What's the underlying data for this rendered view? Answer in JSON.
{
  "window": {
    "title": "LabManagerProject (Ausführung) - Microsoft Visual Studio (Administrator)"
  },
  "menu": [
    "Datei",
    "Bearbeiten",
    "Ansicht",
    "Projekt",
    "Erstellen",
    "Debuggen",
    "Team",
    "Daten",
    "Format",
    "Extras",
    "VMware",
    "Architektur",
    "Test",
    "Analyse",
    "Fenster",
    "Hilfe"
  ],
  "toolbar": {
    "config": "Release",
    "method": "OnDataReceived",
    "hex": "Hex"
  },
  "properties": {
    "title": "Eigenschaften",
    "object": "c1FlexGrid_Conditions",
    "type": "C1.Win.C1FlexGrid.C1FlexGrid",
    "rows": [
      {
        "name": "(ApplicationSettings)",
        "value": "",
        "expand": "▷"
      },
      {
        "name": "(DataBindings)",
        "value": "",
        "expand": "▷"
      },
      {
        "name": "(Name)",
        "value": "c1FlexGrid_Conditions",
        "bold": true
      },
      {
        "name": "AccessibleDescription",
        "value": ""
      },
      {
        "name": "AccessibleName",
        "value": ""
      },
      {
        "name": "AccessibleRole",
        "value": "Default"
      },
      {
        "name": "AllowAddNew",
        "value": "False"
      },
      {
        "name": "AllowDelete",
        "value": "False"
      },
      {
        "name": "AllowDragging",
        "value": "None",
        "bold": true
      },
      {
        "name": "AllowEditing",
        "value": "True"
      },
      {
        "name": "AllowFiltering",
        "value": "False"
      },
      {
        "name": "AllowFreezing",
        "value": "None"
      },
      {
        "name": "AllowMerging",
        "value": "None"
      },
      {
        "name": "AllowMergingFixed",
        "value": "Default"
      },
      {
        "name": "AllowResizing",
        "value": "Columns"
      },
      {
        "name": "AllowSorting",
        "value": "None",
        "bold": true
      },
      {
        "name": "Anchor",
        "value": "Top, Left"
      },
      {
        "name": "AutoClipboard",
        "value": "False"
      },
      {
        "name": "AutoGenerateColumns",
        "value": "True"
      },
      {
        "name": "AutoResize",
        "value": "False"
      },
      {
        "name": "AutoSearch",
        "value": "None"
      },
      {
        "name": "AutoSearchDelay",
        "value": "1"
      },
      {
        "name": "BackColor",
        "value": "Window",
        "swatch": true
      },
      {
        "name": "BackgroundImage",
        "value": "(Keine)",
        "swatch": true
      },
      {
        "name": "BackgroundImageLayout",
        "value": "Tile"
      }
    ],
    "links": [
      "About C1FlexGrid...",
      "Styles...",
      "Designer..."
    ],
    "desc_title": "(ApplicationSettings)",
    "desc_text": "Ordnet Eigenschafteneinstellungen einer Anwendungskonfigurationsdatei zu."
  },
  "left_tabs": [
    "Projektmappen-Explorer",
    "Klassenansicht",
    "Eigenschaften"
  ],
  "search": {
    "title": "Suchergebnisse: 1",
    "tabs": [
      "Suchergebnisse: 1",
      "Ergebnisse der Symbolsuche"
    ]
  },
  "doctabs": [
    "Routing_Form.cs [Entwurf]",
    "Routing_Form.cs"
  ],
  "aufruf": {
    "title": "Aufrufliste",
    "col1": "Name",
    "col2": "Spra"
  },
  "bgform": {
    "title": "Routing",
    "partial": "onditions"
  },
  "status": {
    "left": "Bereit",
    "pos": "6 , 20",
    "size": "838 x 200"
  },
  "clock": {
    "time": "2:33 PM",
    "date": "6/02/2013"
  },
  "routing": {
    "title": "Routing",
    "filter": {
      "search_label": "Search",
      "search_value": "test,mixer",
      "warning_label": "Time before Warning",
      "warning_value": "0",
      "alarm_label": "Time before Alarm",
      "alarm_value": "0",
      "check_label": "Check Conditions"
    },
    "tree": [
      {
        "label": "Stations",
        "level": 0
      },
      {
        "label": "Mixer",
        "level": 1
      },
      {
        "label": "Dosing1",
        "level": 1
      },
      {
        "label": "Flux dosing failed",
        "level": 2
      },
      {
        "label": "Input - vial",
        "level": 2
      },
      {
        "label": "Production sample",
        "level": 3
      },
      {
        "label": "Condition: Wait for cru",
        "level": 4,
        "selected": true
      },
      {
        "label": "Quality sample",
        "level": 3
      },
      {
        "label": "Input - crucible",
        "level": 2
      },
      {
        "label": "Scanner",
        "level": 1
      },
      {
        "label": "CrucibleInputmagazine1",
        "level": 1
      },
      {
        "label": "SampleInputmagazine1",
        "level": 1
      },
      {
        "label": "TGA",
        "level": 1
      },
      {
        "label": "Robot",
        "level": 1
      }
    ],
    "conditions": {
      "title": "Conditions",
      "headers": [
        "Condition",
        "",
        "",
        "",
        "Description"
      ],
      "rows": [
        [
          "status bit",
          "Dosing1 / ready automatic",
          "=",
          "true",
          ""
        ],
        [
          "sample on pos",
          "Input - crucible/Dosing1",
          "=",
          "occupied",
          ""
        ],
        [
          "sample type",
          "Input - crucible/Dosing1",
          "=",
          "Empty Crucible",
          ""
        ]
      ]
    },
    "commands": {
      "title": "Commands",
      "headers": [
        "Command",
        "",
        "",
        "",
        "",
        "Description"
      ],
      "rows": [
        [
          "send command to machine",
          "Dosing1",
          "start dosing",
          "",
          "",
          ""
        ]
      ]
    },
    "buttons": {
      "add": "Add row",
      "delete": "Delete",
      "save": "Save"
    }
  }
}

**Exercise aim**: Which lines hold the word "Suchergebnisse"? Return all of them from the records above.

**Written reply**:
    "title": "Suchergebnisse: 1",
      "Suchergebnisse: 1",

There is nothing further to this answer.